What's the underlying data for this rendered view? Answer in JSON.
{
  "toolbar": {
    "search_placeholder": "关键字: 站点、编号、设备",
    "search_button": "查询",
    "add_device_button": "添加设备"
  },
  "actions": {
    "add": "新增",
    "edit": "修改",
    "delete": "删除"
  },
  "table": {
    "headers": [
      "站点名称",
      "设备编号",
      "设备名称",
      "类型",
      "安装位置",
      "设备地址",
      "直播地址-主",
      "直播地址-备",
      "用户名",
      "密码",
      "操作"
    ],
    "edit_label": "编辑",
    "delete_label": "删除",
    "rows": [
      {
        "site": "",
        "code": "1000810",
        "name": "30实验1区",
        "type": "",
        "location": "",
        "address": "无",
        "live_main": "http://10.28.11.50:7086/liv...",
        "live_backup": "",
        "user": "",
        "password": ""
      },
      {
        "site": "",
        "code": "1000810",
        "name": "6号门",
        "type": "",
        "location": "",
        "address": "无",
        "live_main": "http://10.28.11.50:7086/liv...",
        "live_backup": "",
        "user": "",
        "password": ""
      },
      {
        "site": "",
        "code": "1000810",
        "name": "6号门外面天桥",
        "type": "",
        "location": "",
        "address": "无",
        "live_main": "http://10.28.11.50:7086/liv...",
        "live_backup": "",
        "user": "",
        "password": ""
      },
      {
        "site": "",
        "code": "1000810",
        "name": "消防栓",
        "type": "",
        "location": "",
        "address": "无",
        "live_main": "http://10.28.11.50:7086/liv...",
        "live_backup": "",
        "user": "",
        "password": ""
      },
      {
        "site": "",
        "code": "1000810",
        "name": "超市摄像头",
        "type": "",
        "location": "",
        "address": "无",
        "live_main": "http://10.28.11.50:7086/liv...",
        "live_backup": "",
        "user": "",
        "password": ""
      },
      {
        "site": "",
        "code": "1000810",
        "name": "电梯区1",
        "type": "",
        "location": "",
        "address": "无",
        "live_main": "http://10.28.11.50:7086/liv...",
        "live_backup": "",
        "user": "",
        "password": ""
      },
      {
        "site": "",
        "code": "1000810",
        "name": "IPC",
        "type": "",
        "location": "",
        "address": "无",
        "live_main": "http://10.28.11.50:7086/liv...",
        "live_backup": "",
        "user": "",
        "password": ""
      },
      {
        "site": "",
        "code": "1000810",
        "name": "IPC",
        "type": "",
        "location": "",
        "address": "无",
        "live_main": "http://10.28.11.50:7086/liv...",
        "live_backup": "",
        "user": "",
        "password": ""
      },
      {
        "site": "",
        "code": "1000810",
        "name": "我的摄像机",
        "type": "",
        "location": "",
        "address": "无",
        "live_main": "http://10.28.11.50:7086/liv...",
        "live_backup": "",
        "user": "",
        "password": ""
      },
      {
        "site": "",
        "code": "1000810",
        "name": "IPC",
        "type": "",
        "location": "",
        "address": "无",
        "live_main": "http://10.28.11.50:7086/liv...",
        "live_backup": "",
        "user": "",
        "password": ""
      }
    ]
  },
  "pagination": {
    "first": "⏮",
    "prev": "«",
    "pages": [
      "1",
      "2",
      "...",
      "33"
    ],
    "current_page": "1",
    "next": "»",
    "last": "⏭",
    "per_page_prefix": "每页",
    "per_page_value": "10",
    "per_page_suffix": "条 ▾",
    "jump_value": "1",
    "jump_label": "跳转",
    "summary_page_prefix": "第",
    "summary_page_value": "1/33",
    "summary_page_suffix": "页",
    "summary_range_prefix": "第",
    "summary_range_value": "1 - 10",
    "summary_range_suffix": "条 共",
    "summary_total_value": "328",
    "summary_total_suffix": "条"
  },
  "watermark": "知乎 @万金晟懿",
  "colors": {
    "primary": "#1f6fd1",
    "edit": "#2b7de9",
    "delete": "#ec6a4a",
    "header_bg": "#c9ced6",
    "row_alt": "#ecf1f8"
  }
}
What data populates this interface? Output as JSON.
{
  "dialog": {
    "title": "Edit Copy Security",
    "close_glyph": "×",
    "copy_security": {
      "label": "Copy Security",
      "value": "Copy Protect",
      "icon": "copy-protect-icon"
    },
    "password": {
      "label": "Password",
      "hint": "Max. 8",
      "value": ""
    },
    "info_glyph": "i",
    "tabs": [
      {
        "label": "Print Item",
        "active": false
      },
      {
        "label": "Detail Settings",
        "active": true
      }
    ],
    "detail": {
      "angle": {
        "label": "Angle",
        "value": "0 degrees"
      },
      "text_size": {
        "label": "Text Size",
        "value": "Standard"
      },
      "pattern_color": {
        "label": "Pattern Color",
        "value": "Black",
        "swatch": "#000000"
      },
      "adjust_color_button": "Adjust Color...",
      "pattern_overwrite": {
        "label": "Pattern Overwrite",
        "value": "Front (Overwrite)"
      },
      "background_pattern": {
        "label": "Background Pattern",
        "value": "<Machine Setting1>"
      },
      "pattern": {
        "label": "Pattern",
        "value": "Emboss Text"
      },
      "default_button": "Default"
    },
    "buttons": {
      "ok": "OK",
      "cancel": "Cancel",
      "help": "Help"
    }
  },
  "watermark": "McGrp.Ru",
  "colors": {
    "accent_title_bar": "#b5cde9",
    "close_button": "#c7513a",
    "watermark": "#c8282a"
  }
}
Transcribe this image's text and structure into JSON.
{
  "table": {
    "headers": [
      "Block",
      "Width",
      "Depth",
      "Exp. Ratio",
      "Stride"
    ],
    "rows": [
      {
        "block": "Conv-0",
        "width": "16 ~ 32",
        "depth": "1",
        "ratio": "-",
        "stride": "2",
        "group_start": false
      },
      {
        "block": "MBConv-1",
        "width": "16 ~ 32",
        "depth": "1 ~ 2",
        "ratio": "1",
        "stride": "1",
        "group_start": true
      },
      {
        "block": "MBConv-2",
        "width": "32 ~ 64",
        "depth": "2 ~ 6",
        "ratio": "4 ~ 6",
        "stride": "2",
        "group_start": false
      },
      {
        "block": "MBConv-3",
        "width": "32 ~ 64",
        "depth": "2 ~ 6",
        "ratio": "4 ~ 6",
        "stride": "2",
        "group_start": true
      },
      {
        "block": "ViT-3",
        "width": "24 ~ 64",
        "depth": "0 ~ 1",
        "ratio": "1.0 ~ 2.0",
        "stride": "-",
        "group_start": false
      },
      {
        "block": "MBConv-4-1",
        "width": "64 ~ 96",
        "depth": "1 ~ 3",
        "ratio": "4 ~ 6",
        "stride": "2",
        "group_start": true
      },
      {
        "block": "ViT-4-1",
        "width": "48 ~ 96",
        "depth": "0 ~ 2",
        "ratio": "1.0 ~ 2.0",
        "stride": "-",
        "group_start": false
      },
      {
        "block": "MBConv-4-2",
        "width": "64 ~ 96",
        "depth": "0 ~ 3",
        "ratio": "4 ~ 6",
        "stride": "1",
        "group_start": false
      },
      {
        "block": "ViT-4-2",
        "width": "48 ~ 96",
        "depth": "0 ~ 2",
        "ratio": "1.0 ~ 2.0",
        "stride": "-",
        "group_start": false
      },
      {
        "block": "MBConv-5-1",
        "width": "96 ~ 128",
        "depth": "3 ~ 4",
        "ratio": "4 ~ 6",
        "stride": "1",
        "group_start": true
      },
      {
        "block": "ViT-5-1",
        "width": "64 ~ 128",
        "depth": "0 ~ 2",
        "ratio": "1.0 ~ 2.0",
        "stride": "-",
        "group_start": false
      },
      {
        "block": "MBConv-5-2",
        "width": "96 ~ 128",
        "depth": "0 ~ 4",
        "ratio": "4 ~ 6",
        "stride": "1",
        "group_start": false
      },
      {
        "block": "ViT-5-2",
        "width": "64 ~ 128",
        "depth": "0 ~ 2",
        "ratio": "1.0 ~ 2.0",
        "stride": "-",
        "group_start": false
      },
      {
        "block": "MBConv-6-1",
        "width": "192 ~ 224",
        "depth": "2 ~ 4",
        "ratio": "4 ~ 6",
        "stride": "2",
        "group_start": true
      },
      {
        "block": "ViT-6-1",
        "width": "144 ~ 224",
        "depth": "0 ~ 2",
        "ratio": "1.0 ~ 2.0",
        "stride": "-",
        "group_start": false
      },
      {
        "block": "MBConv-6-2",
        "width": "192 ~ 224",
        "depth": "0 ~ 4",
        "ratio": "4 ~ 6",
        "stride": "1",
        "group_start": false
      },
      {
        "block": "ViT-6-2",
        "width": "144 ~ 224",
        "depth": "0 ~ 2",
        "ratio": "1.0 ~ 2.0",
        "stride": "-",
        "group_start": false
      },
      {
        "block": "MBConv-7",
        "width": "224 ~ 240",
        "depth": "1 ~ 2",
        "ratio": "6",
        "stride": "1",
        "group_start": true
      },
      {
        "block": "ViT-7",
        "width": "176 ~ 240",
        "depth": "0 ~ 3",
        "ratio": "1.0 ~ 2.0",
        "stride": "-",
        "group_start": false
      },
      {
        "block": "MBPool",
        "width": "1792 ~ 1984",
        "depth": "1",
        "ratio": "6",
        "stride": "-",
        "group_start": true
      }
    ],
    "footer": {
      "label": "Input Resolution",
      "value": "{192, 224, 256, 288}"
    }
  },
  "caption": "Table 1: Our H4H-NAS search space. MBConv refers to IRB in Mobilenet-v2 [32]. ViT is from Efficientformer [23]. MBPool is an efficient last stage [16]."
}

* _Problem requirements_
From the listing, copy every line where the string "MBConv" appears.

* _Output of the exercise_
        "block": "MBConv-1",
        "block": "MBConv-2",
        "block": "MBConv-3",
        "block": "MBConv-4-1",
        "block": "MBConv-4-2",
        "block": "MBConv-5-1",
        "block": "MBConv-5-2",
        "block": "MBConv-6-1",
        "block": "MBConv-6-2",
        "block": "MBConv-7",
  "caption": "Table 1: Our H4H-NAS search space. MBConv refers to IRB in Mobilenet-v2 [32]. ViT is from Efficientformer [23]. MBPool is an efficient last stage [16]."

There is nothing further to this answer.